This article was originally on a blog post platform and may be missing photos, graphics or links. See About archive blog posts.

The U.S. seems to be losing its economic edge, slipping to fifth place in an annual worldwide ranking of global competitiveness.

The nonprofit World Economic Forum, known for its elite yearly confab in Davos, Switzerland, called out the U.S. for its deficit woes and the public’s diminished trust in politicians and business leaders.

The country, which was in fourth place last year, has lost ground for three consecutive years.
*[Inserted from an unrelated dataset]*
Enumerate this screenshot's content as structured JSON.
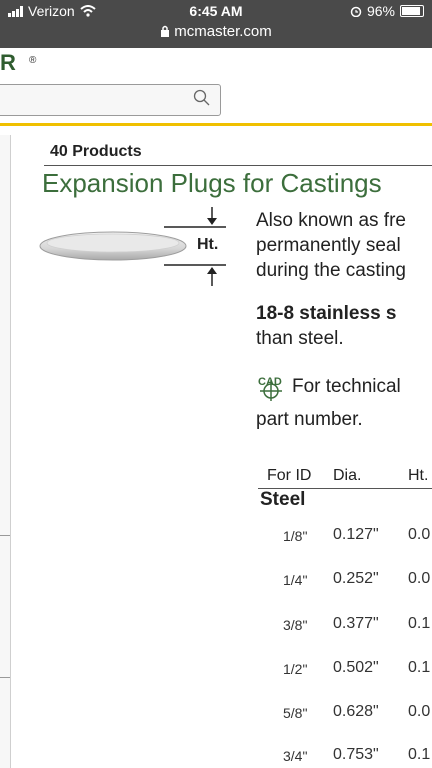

The ranking of 142 economies now lists Switzerland first, followed by Singapore, Sweden and Finland, based on factors that include a nation’s infrastructure, technological readiness and business sophistication.

The Geneva-based forum said that the U.S. had several advantages, including highly sophisticated and innovative companies, an excellent university system, flexible labor markets and its enormous domestic economy.


However, the “lack of macroeconomic stability continues to be the United States’ greatest area of weakness,” according to the group, which also pointed to deep deficits, murky policy making, burdensome regulations and wasteful allocations of resources.

But the U.S. still outpaced Germany, the Netherlands, Denmark, Japan and Britain, which rounded out the top ten. Emerging markets are ranked far lower, with China in 26th place, Brazil 53rd and India 56th.

Greece, whose debt crisis and resulting austerity measures sparked protests and riots this year, settled in 90th place.


Chinese currency quickening pace of appreciation

World Bank chief warns of ‘new danger zone’ for global economy

Stocks fall in eurozone as U.S. jobs report adds to investor worries

-- Tiffany Hsu

World Bank chief warns of ‘new danger zone’ for global econom